Paige - London, ON


Paige is excited to draw from the diverse aspects of the program to enhance her knowledge and practice in the field of women's healthcare.


Why did you pursue a degree in Nursing?

A nursing degree is, in my opinion, the best value for an undergraduate degree. The career opportunities and pathways for a Registered Nurse are countless. Of course, there are the dozens of specialities in direct patient care alone, but RNs also work in government, policy, research, public health, academia or even the legal field. While working as an RPN, I realized I had unmet potential for the impact I could have on my patients.
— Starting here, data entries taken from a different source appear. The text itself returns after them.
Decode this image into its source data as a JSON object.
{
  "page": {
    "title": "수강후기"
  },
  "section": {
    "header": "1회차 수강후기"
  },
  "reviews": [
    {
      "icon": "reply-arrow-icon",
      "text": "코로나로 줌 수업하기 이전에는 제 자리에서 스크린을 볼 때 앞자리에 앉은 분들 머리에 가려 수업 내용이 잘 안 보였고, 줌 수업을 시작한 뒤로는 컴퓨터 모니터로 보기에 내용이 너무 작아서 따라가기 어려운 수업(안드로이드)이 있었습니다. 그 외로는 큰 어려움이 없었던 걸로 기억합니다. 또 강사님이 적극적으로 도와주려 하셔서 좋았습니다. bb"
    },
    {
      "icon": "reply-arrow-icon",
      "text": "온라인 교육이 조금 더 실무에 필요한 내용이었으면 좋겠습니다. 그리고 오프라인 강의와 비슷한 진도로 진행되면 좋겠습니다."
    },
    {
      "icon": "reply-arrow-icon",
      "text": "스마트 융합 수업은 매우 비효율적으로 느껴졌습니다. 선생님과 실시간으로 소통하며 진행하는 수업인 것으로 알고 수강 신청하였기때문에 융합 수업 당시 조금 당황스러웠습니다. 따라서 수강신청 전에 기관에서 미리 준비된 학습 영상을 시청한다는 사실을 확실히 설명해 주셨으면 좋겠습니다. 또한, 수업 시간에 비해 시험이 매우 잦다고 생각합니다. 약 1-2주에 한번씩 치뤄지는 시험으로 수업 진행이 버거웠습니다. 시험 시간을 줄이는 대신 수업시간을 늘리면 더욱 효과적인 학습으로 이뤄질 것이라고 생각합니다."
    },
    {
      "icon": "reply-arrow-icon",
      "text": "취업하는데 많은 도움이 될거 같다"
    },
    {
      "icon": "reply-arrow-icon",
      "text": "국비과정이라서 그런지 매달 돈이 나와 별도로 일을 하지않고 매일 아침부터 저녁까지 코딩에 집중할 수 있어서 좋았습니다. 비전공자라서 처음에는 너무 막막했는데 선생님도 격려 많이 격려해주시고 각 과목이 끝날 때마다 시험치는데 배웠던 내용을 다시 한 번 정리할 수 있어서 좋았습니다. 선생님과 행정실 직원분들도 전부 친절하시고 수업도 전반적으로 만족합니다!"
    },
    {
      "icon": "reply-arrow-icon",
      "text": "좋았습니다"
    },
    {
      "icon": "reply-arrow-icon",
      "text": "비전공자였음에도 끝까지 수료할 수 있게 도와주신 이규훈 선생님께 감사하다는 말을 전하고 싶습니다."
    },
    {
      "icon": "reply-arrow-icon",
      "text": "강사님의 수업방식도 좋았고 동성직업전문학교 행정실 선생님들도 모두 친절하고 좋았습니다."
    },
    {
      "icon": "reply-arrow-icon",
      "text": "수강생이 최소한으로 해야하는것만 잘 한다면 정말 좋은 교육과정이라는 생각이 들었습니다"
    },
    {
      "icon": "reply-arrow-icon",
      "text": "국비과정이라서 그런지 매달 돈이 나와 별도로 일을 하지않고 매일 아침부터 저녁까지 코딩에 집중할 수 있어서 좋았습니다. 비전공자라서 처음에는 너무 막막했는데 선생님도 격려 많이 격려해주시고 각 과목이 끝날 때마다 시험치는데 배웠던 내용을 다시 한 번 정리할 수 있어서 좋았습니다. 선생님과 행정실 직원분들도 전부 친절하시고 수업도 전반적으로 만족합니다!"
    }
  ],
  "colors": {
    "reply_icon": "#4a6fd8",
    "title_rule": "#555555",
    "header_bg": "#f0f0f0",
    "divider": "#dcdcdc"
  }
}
I wanted to elevate my practice to be more autonomous, with greater opportunities for leadership and advancement, and that is exactly what the RPN to BScN stream of the CTF program offers.

Why did you decide to study at Western?

Despite being born and raised in London, I have never taken the prestige and quality of a Western education for granted. It truly is a world class institution, with an incomparable student experience. Western Nursing in particular, has a national reputation of excellence. It was serendipitous that Western launched the fastest RPN to BScN program in the country in the cycle I was applying to bridge. The decision to integrate RPNs into the compressed timeframe program highlighted the respect the school has for the prior education and experience RPNs bring to Western, which made me feel valued, even before being offered admission.

What is your most memorable experience in the program?

I have been pleasantly surprised to discover a new interest in public health! I came into the program with a passion for women’s health and I was very happy to discover that a few of my professors had direct patient care experience in the specialty. Each of them was happy to share their career pathway which gave me a newfound understanding of the real-world possibilities waiting for me after registration. It was through these conversations I was able to identify which aspects of women’s health I could see myself practicing now, and which I could leave to be explored later. Having a faculty that is so accessible has made my progression through the program feel more purposeful. For example, two professors have a background working at the health unit’s sexual health clinic and gave concrete examples of how they used what they were teaching in both microbiology and public health in their practices. Hearing the direct application of theory to my specialty of interest made the content easy to digest and easier to remember. When I wanted to expand on the clinical applications of course concepts after lectures, the professors were always happy to make time to talk.

How will your work change the world?

I am excited to pull from many areas of the program to develop my women’s health knowledge and practice over the next few years. From the optional perinatal nursing course, public health, mental health and skills labs, all aspects of the curriculum have influenced my practice. It is evident how intentionally cumulative the curriculum is, and even now I can appreciate the tools Western has given me to build my own practice.

Eventually, I plan to earn my Master of Nursing degree and become a Nurse Practitioner, perhaps leading a primary gynecological practice for annual exams, contraception counselling and prescription, cancer screenings, acute infection treatment, safer sex education, menopause management and more. Knowledge is the key to a sense of agency and I can only envision myself in a role where I can share evidence-informed health information with my clients to enable them to claim that agency. Empowering women, and keeping them healthy, is vital for a resilient and vibrant society, and I am excited to, one day, contribute to that society in an upstream way.